Blanket Weed Control
The species of filamentous algae that perhaps causes the most concern in fresh water systems around the world is Cladophora glomerata. This is called blanketweed.
However, there are over 150 different species of cladophora. Blanketweed can grow at tremendous rates when the conditions in the pond are suitable. In very high light levels with high levels of nutrients, blanket weed can grow at over 2 metres per day. Other filamentous algae, also referred to as blanketweed, that cause problems in ponds are species of Spirogyra, Rhizoclonium and Enteromorpha.

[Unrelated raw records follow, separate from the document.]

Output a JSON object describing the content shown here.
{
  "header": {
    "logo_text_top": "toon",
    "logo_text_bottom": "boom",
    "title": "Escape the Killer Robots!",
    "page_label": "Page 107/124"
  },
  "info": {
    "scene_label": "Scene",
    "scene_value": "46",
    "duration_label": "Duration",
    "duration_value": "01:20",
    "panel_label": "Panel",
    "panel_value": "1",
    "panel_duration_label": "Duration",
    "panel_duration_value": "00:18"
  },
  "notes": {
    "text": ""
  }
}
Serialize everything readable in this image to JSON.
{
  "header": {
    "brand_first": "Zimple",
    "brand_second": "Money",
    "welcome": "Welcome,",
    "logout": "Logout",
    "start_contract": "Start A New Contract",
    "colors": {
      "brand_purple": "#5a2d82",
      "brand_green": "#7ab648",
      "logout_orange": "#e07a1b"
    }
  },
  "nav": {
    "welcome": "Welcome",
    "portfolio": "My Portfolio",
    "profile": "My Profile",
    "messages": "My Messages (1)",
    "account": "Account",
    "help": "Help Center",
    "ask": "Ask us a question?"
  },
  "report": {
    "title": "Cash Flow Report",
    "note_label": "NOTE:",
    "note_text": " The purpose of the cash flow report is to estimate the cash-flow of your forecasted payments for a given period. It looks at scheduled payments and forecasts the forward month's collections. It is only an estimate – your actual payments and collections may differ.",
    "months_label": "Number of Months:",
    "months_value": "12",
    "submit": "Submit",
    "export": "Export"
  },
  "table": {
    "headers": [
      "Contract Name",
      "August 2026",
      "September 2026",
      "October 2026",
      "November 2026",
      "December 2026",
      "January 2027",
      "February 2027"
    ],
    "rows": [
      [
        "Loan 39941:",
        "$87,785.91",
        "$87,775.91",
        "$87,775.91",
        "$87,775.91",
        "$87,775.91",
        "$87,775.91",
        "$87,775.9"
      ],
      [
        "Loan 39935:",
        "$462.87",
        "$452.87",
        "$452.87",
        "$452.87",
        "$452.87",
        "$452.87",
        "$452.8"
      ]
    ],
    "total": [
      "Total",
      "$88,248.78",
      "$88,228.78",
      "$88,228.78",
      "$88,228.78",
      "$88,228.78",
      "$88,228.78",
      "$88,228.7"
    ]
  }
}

Worldwide, there are over 400 different species of the genus Spirogyra. Spirogyra tends to show in ponds as a tangled pond scum. It is also called "water silk", "silk weed" . On sunny days, the mats of spirogyra filaments usually float on the surface of the water. They are kept afloat by tiny bubbles of oxygen arising from photosynthesis. These algal mats then sink when the sun goes down and the process reverses as photosynthesis is reduced.
As a result, the strands of Spirogyra consume oxygen for cellular respiration. Carbon dioxide is then produced as a waste product. Where there are thick algal mats present, large fluctuations in the dissolved carbon dioxide and oxygen levels in the water can occur. This can lead to rapid changes in the pH of the water that in turn can cause stress and even death to other organisms, eg fish, living in the water.
Enteromorpha intestinalis is another form of blanket weed that occurs in ponds. It is tubular in form and rarely grows longer than about 40cm. There are over 50 different species of the genus Enteromorpha. There are over 20 species of the filamentous genus Rhizoclonium.
Control of Pond Algae
The presence of algae in ponds need not necessarily cause a problem. However, in many cases it does and the pondkeeper is advised to remove it.
Planktonic algae can be controlled in garden ponds by installing an ultra violet filter. The UV light is very effective in agglomerating these single celled algae into clumps that then can be "caught" in the physical filter attached to the pond.
However, UV filter lights have no effect on filamentous or macrophytic algae and other control methods have to be used. These methods include the use of chemicals and microbial products. Many pondkeepers prefer not to use chemical methods.